Shimoda K, Hirata T: Biotransformation of enones with biocatalysts - two enone reductases from Astasia longa . J Mol Cat B: Enzymatic 2000, 8: 255–264. 10.1016/S1381-1177(99)00076-4
Shimoda K, Kubota N, Hamada H, Yamane S, Hirata T: Asymmetric transformation of enones with Synechococcus sp PCC 7942. Bull Chem Soc Jpn 2004, 77: 2269–2272. 10.1246/bcsj.77.2269
Slabas AR, Walker DA: Inhibition of spinach phosphoribulokinase by DL-glyceraldehyde. Biochem J 1976, 153: 613–619.

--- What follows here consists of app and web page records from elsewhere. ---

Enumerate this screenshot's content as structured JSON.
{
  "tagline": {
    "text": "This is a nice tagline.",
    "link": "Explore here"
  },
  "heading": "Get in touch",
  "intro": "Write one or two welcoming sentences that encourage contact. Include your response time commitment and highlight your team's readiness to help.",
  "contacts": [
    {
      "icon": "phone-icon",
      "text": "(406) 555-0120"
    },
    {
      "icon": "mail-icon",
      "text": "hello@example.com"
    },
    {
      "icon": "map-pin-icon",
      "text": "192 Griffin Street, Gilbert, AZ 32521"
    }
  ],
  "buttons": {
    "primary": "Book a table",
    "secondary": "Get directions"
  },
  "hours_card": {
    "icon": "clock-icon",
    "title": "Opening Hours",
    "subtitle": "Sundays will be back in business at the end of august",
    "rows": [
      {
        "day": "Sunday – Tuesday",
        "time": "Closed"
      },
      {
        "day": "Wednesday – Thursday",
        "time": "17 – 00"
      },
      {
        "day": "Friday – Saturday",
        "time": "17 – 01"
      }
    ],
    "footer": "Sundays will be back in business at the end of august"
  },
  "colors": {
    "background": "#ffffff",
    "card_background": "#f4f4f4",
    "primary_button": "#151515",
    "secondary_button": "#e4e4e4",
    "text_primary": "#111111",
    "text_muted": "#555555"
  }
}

Takano H, Haruyama H, Nakamura N, Sode K, Burges JG, Manabe E, Hirano M, Matsunaga T: CO 2 removal by high-density culture of a marine cyanobacterium Synechococcus sp. using an improved photobioreactor employing light-diffusing optical fibers. Appl Biochem Biotech 1992, (34/35):449–458.

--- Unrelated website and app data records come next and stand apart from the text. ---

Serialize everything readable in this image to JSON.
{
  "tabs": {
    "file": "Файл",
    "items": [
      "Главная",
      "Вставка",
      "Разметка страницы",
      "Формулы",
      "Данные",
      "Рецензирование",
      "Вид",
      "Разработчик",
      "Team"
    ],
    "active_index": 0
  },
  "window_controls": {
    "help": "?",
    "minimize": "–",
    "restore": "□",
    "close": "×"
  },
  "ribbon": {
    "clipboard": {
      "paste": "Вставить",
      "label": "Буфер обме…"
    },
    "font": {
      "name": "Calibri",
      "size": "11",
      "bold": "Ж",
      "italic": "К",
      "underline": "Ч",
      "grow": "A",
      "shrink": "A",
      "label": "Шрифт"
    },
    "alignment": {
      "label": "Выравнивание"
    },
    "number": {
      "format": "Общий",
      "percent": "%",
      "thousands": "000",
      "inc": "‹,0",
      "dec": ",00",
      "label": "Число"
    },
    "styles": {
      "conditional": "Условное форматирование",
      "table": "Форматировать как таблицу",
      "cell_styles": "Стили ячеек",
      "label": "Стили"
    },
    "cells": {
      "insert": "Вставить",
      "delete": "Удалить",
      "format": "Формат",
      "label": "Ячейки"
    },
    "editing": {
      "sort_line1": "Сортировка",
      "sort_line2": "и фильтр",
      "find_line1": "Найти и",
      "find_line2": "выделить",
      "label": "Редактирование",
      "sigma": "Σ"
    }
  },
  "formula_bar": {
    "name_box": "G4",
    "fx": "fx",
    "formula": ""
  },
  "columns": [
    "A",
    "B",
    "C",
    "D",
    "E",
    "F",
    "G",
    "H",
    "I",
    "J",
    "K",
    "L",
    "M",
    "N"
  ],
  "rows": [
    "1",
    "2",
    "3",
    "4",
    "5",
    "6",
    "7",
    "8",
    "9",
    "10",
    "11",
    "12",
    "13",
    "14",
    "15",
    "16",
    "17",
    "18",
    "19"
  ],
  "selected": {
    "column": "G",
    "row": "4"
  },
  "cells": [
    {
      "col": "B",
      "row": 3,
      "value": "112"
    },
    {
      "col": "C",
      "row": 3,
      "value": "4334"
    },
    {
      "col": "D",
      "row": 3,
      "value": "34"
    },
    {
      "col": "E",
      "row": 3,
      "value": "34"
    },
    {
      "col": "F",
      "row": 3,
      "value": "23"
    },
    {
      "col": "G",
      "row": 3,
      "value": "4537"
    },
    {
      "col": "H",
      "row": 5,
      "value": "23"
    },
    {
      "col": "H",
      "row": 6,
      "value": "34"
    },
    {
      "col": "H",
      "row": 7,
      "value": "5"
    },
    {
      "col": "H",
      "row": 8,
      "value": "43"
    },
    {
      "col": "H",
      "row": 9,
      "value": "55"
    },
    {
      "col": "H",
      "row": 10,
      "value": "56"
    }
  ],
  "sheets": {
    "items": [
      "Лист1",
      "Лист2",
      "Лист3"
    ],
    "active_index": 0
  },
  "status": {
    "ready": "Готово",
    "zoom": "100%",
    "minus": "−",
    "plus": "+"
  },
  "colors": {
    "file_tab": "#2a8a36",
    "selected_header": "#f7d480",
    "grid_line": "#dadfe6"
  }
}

Takeda S, Ogata Y, Kojima H, Okada A, Uranishi Y, Nakamura K: Arabidopsis thaliana: a novel biocatalyst for asymmetric reductions. Plant Biotech 2011, 28: 77–82. 10.5511/plantbiotechnology.10.0927a
Takemura T, Akiyama K, Umeno N, Tamai Y, Ohta H, Nakamura K: Asymmetric reduction of a ketone by knockout mutants of a cyanobacterium. J Mol Cat B:Enzymatic 2009, 60: 93–95. 10.1016/j.molcatb.2009.03.017

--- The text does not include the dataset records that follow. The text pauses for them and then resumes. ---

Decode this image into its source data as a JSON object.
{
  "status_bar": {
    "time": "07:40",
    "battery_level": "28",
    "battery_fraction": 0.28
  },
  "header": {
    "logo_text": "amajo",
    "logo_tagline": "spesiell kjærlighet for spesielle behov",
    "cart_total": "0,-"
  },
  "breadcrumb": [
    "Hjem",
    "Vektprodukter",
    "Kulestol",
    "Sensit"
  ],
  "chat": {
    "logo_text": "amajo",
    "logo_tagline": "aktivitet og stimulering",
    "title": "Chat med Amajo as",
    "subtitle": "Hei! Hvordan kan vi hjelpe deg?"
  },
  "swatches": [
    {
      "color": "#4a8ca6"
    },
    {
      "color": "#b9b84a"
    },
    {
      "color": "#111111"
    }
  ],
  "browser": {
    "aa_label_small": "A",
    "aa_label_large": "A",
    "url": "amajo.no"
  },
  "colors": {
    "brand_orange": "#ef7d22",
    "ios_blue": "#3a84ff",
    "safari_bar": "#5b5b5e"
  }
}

Tamoi M, Miyazaki T, Fukamizo T, Shigeoka S: The Calvin cycle in cyanobacteria is regulated by CP12 via the NAD(H)/NADP(H) ratio under light/dark conditions. The Plant J 2005, 42: 504–513. 10.1111/j.1365-313X.2005.02391.x
Ugwu CU, Ogbonna JC, Tanaka H: Light/dark cyclic movement of algal culture ( Synechocyctis aquatilis ) in outdoor inclined tubular photobioreactor equipped with static mixers for efficient production of biomass. Biotechnol Lett 2005, 27: 75–78. 10.1007/s10529-004-6931-4
Utsukihara T, Chai W, Kato N, Nakamura K, Horiuchi CA: Reduction of (+)- and (-)-camphorquinones by cyanobacteria. J Mol Cat B:Enzymatic 2004, 31: 19–24. 10.1016/j.molcatb.2004.06.002
Utsukihara T, Misumi O, Kato N, Kuroiwa T, Horiuchi CA: Reduction of various ketones by red algae. Tetrahedron Asymmetry 2006, 17: 1179–1185. 10.1016/j.tetasy.2006.04.007
Walker TL, Purton S, Becker DK, Collet C: Microalgae as bioreactors. Plant Cell Rep 2005, 24: 629–641. 10.1007/s00299-005-0004-6
Wirtz W, Stitt M, Heldt HW: Light activation of Calvin cycle enzymes as measured in pea leaves. FEBS Lett 1982, 142: 223–226. 10.1016/0014-5793(82)80139-7
Wong CH, Druckhammer DG, Sweers HM: Enzymatic vs. fermentative synthesis: thermostable glucose dehydrogenase catalyzed regeneration of NAD(P)H for use in enzymatic synthesis. J Am Chem Soc 1985, 107: 4028–4031. 10.1021/ja00299a044
Zabochnicka-świątek M: Algae-feedstock of the future. Archivum Combustionis 2010, 30: 225–236.
This research was supported in part by the Japanese Organic Synthetic Chemistry Organization Award for Research Planning (Sumitomo Chemical Co.) to R. Y. and a Grant-in-Aid for Scientific Research from JSPS (23370013) to A.M.
The authors declare that they have no competing interests.